Extra-fluffy with creamy, custard-like middles — ricotta pancakes are something you need to try tout suite! They make an elegant alternative to your usual Saturday morning fare, and are a good excuse for adding ricotta to your shopping list.
Most ricotta pancake recipes have you separate the eggs and whip the whites, folding them into the batter at the end. I did the same, and when I ran my finger around the edge of the bowl and licked off the batter (come on, you do that, too), it almost bubbled in my mouth. It was so airy.
The ricotta keeps the finished pancakes really moist. I also added a little vanilla for flavor, although you could add a teaspoon or two of lemon juice and some zest instead — lemon and ricotta seem to be paired together often! A drizzle of honey or a handful of berries would be great, too.
I have never had pancakes quite as fluffy or luxurious as these.
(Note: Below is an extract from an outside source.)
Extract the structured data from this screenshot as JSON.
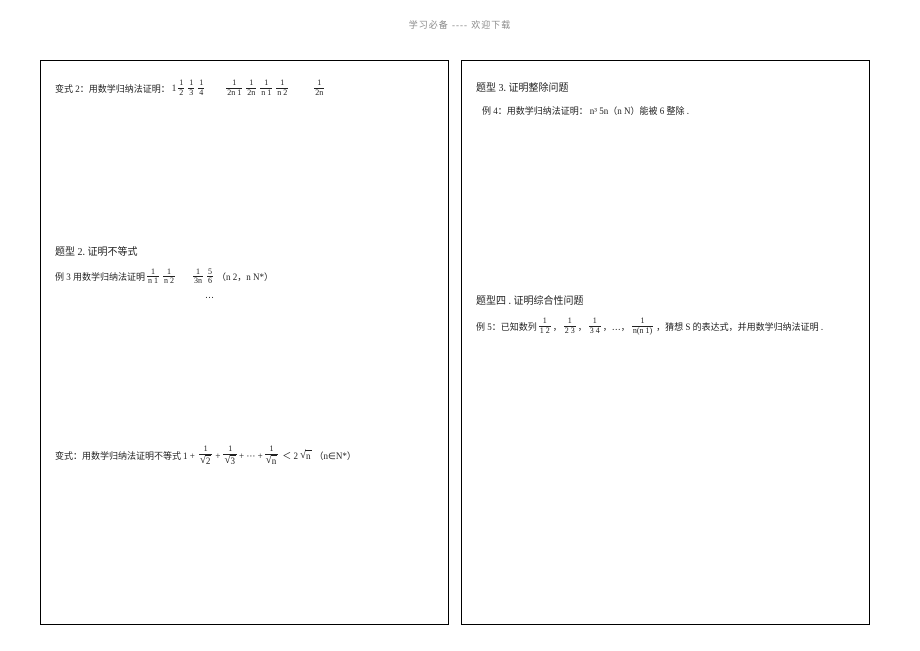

Seriously. Adding ricotta to the batter is truly a genius idea.
The ricotta isn't something you necessarily taste — the pancakes definitely don't taste "cheesy" — but rather, the ricotta adds a magical milky richness and creaminess to each bite. Don't expect these to be quite like regular buttermilk pancakes. They're more custard-like on the insides, reminding me of Dutch babies.
A few changes to the original recipe: I agree with some of the commenters that the original recipe had a slightly eggy character. After doing a quick survey of other ricotta pancake recipes and trying out another batch (poor me!), I decided that 2 eggs worked better here. I also increased the flour to 1 cup — an accident after grabbing the wrong measuring cup for the drawer that I decided to keep! For those of you who loved the original recipe, I've made note of Elizabeth's proportions in the note at the end of the recipe.
Elizabeth also served these pancakes with lemon curd, which sounds heavenly. I only had maple syrup on hand, but I'm not complaining. These pancakes would also be absolutely outstanding with a simple puree of fresh summer fruit or a spoonful of jam spread overtop.
- Emma, June 2014
Fluffy Ricotta Pancakes
1 cup ricotta cheese
1 cup all-purpose flour
1/2 teaspoon baking powder
1 1/2 tablespoons granulated sugar
1/4 teaspoon fine salt
3/4 cup milk (not nonfat)
2 large eggs, separated
1/2 teaspoon vanilla extract
Butter, for cooking
If your ricotta seems to have a lot of liquid, set it in a fine mesh strainer to drain off excess liquid about 30 minutes before you start cooking. If your ricotta seems fairly dry and compact, you can skip this step.
Whisk together flour, baking powder, sugar, and salt in a small bowl. Combine ricotta, milk, egg yolks, and vanilla in a separate, larger mixing bowl. Add the dry ingredients to the ricotta and milk mixture, stirring gently until just combined.
Beat the egg whites with a handheld electric mixer until stiff (see Recipe Note). (Alternatively, whisk the egg whites by hand.) Stir a small scoop of the egg whites into the pancake batter to lighten the batter, then fold in the remaining whites with a spatula.
Heat a griddle over medium-high heat. Melt a small bit of butter in the pan, just enough to coat the surface. Use a 1/3-cup measure to pour batter onto the hot griddle. Cook the pancakes for about 3 or 4 minutes, until the undersides are golden and you see a few bubbles popping through the pancakes. Flip the pancakes and cook another 2 to 3 minutes, until golden. Repeat with the remaining pancakes.
Serve the pancakes immediately, with maple syrup, fruit jam, lemon curd, or powdered sugar.
- In Elizabeth's original recipe, she used 3 large eggs (separated) and just 3/4 cups of all-purpose flour. If you'd like even more custard-y pancakes, try those amounts!
- It's easiest to use a handheld mixer to beat this small amount of whites. If you only have a stand mixer, start on low speed and gradually increase to the highest speed as the whites start to form bubbles and thicken. You may need to stop the mixer partway through and stir the whites to make sure they are all getting incorporated.
This recipe has been updated. Originally posted April 2008.